If you only invest in one skincare product let it be sunscreen. There are good reasons that Dermatologists, Plastic Surgeons, and anyone in Aesthetics go on and on about sunscreen. Not only are there compelling reasons to wear sunscreen, there are very significant health benefits. Each year there are more new cases of skin cancer than cases of breast, prostate, lung, and colon cancer combined.

We know how to drastically reduce the rates of skin cancer and the answer is avoiding the sun and wearing the best sunscreen consistently.

However, you should never rely solely on sunscreen. Limit your time in the sun, wear a hat, or lighter long sleeves and be sure you are reapplying your sunscreen throughout the day.

It is advised to protect neck, décolletage, and arms daily whether you are in the sun or not.

Dr. Sean Nicklin and our practice nurse  highly recommend Mineral Pro SPF 30+,  a  daily moisturiser with 20% zinc oxide. It gives you broad spectrum protection. With added antioxidant resveratrol, it can help protect your skin from harmful UV rays. It is light weight and fast absorbing.
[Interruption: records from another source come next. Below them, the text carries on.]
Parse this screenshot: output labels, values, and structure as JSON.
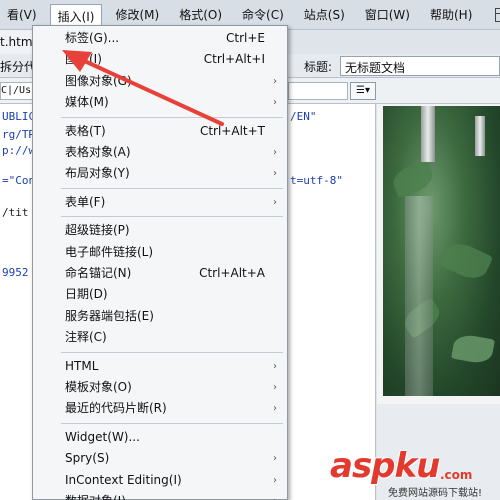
{
  "menubar": {
    "items": [
      "看(V)",
      "插入(I)",
      "修改(M)",
      "格式(O)",
      "命令(C)",
      "站点(S)",
      "窗口(W)",
      "帮助(H)"
    ],
    "active_index": 1
  },
  "document": {
    "tab_label": "t.html*",
    "code_label": "拆分代码",
    "title_label": "标题:",
    "title_value": "无标题文档",
    "address_value": "C|/Us",
    "code_lines": [
      "UBLIC",
      "rg/TR",
      "p://w",
      "=\"Con",
      "/tit",
      "9952",
      "/EN\"",
      "t=utf-8\""
    ]
  },
  "insert_menu": {
    "groups": [
      [
        {
          "label": "标签(G)...",
          "shortcut": "Ctrl+E",
          "submenu": false
        },
        {
          "label": "图像(I)",
          "shortcut": "Ctrl+Alt+I",
          "submenu": false
        },
        {
          "label": "图像对象(G)",
          "shortcut": "",
          "submenu": true
        },
        {
          "label": "媒体(M)",
          "shortcut": "",
          "submenu": true
        }
      ],
      [
        {
          "label": "表格(T)",
          "shortcut": "Ctrl+Alt+T",
          "submenu": false
        },
        {
          "label": "表格对象(A)",
          "shortcut": "",
          "submenu": true
        },
        {
          "label": "布局对象(Y)",
          "shortcut": "",
          "submenu": true
        }
      ],
      [
        {
          "label": "表单(F)",
          "shortcut": "",
          "submenu": true
        }
      ],
      [
        {
          "label": "超级链接(P)",
          "shortcut": "",
          "submenu": false
        },
        {
          "label": "电子邮件链接(L)",
          "shortcut": "",
          "submenu": false
        },
        {
          "label": "命名锚记(N)",
          "shortcut": "Ctrl+Alt+A",
          "submenu": false
        },
        {
          "label": "日期(D)",
          "shortcut": "",
          "submenu": false
        },
        {
          "label": "服务器端包括(E)",
          "shortcut": "",
          "submenu": false
        },
        {
          "label": "注释(C)",
          "shortcut": "",
          "submenu": false
        }
      ],
      [
        {
          "label": "HTML",
          "shortcut": "",
          "submenu": true
        },
        {
          "label": "模板对象(O)",
          "shortcut": "",
          "submenu": true
        },
        {
          "label": "最近的代码片断(R)",
          "shortcut": "",
          "submenu": true
        }
      ],
      [
        {
          "label": "Widget(W)...",
          "shortcut": "",
          "submenu": false
        },
        {
          "label": "Spry(S)",
          "shortcut": "",
          "submenu": true
        },
        {
          "label": "InContext Editing(I)",
          "shortcut": "",
          "submenu": true
        },
        {
          "label": "数据对象(J)",
          "shortcut": "",
          "submenu": true
        }
      ]
    ]
  },
  "watermark": {
    "brand": "aspku",
    "domain": ".com",
    "slogan": "免费网站源码下载站!"
  },
  "colors": {
    "annotation_arrow": "#e8413a",
    "code_text": "#1a3fb0",
    "watermark": "#e23a2e"
  }
}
Teach your kids and grandkids to Slip, Slop, Slap, Seek & Slide- Enforcing this message will save them from future skin damage, burns, over tanning, over seeking the sun, and from possible melanomas, skin damage,  or cancer.
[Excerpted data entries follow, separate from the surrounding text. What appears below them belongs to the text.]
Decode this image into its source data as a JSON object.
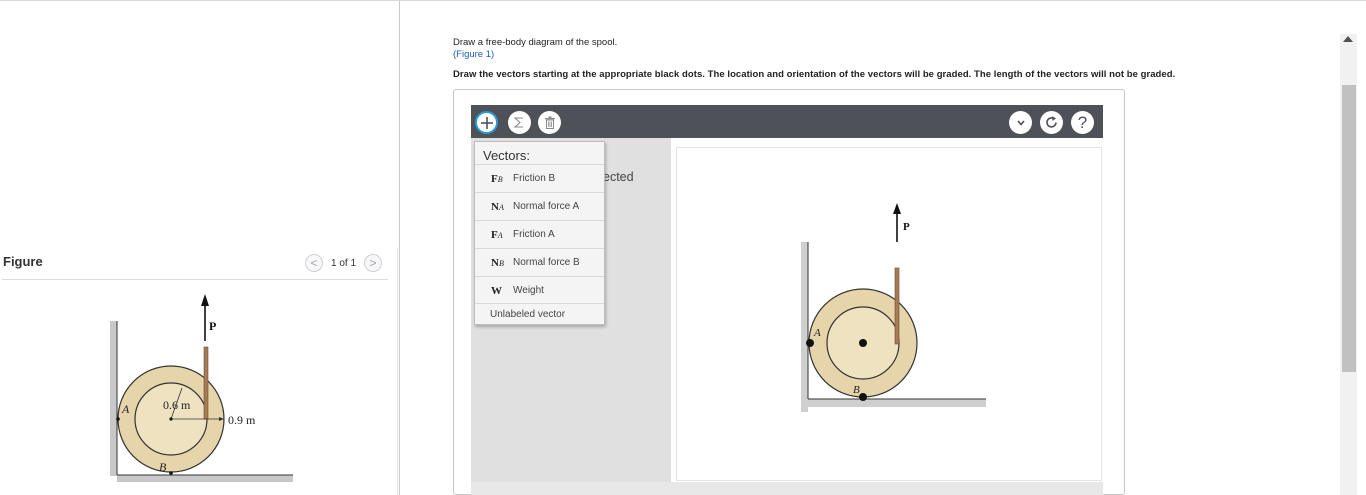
{
  "figure_panel": {
    "header": "Figure",
    "nav": {
      "prev": "<",
      "count": "1 of 1",
      "next": ">"
    },
    "diagram_labels": {
      "force": "P",
      "left_point": "A",
      "bottom_point": "B",
      "inner_radius": "0.6 m",
      "outer_radius": "0.9 m"
    }
  },
  "question": {
    "prompt": "Draw a free-body diagram of the spool.",
    "figure_link": "(Figure 1)",
    "instructions": "Draw the vectors starting at the appropriate black dots. The location and orientation of the vectors will be graded. The length of the vectors will not be graded."
  },
  "toolbar": {
    "add_icon": "plus-icon",
    "sum_icon": "sigma-icon",
    "delete_icon": "trash-icon",
    "chevron_icon": "chevron-down-icon",
    "reset_icon": "reset-icon",
    "help_label": "?"
  },
  "side_panel": {
    "selected_fragment": "ected"
  },
  "vector_menu": {
    "title": "Vectors:",
    "items": [
      {
        "symbol": "F",
        "subscript": "B",
        "label": "Friction B"
      },
      {
        "symbol": "N",
        "subscript": "A",
        "label": "Normal force A"
      },
      {
        "symbol": "F",
        "subscript": "A",
        "label": "Friction A"
      },
      {
        "symbol": "N",
        "subscript": "B",
        "label": "Normal force B"
      },
      {
        "symbol": "W",
        "subscript": "",
        "label": "Weight"
      }
    ],
    "unlabeled": "Unlabeled vector"
  },
  "canvas_labels": {
    "force": "P",
    "left_point": "A",
    "bottom_point": "B"
  },
  "colors": {
    "toolbar_bg": "#4f5159",
    "spool_fill": "#e6d5aa",
    "accent_blue": "#2a9bd6",
    "link": "#1a62b8"
  }
}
When choosing sunscreen:

  1.  Aim for at least SPF 15 or higher (we’d advise 30 SPF in Australia) with broad spectrum UV protection
  2.  Select with Mineral ingredients – zinc oxide and/or titanium dioxide
  3.  Pick water resistant or waterproof – to save from continuously applying after swimming

We’ve spoken to quite a few patients about sunscreen over the years and addressed their most common concerns:

  • If you are concerned about heaviness or oiliness, choose Mineral Pro SPF 30+. This is very light and will feel smooth while protecting your face and neck (apply to back and front) all day
  • If you work indoors or don’t go out during the day; you are always at risk of sun exposure. Think of walks through the workplace, your commute, taking a lunch break, or taking a break in the sunshine. UVA rays can penetrate clear glass and they are consistent year round, rain or shine. Laser and injection specialist Pam Jendritz, RN, reminds her patients “Just because you can’t see the sun doesn’t mean the sun can’t see you!”
  • If you experience breakouts while using sunscreen; see a dermatologist who will advise on the best non-comedogenic and hypoallergenic formulas that won’t clog your pores.
  • If you feel that it leaves a white cast; make sure you spread evenly or speak to a skin consultant about other options for your skin.
  • If you are wary about chemicals, choose a sunscreen which is mineral, zinc, or titanium based. These sunscreens provide a physical block against the sun’s rays. They are broad spectrum, meaning they block more types of UV rays.
  • If you feel that sunscreen affects your vitamin D; the safest way to get vitamin D is from well-balanced diet. Try foods like sockeye salmon, fortified milk, eggs, or mushrooms. Speak to a doctor or dietician about your vitamin intake, and choose foods enriched with the vitamins you need.
  • If you want a base tan; opt for tinted moisturiser, bronzing powders, or sunless tanner if you want a glow! There are so many great products available.
  • If you feel like you don’t burn; even if you have darker skin, you still might be at risk for getting melanoma. Although melanoma rates are highest among Caucasians, people with darker skins have a lower overall survival rate because too often melanoma isn’t diagnosed until an advanced stage.
  • If sunscreen burns your eyes; be selective about the products, you use on your face. Speak to a dermatologist about formulas which are specifically protected and can be used around the eyes.

Did you know that sun exposure equals wrinkles? And 90% of skin ageing is caused by the sun. The leading consumer advocacy group in Australia put fourteen SPF 30 and 50+ face sunscreens and moisturisers to the test and it’s your onus to look after your skin (and body)

Invest in sunscreen … your skin and your body will thank you.